It is a truth universally acknowledged that when a book from another country wins a prize from another country the sales team of the publisher of the UK edition will ask: “Can we say the prize is the ‘[insert country here] Booker’?”
And in this case they certainly can. Belgian writer Peter Terrin (who writes in Flemish, or Dutch as we note on the copyright page) has won the A.K.O. Literatuurprijs 2012 for his novel Post Mortem. The A.K.O. is sponsored by the Netherlands’ leading bookselling chain, is awarded on live television and is worth €50,000.
Peter Terrin’s previous novel, The Guard, was the winner of a European Literature Prize, and has recently been published in English by MacLehose Press. Eileen Battersby wrote of the novel in the Irish Times:
This is a tremendous novel, often horrifically funny and always unsettling. Most emphatically, though, it is a European novel, articulating the cultural situation of a Flanders-born writer looking to Dutch literature while retaining a powerful awareness of Belgium’s surrealist traditions. Kafka is an obvious influence, as are Camus, Ionesco’s absurdist theatre and, at times, the American Robert Coover, but most magnificently of all, suspended over The Guard as a presiding talisman, is the presence of Willem Frederik Hermans (1921-1995) and his dazzling odyssey, The Darkroom of Damocles (1958), a wartime thriller set in the Netherlands that balances truth and delusion. Hermans looked to Gogol – as does Terrin, who creates the impression that his short, vivid chapters have been tossed into the air and arranged in the order in which they fell

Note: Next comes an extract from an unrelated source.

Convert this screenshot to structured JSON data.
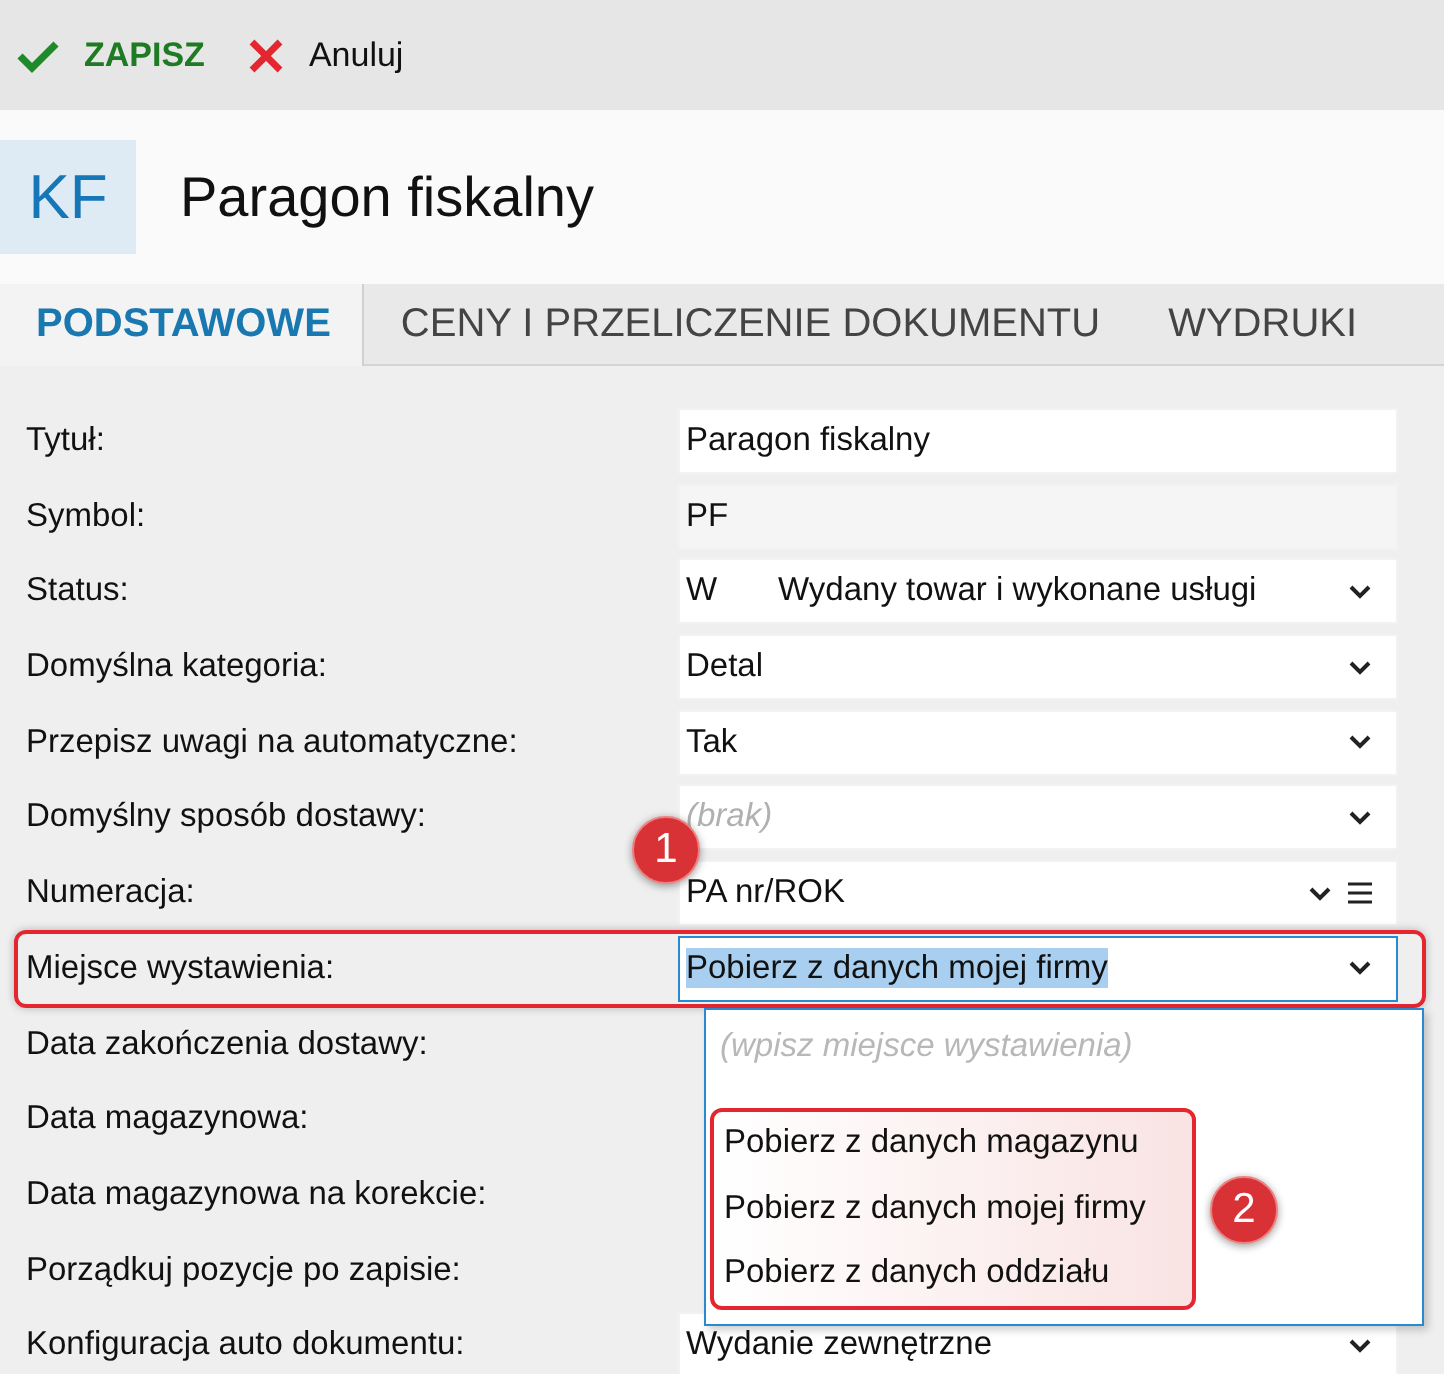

So, congratulations Peter Terrin, and many happy returns!
The Guard is available in hardback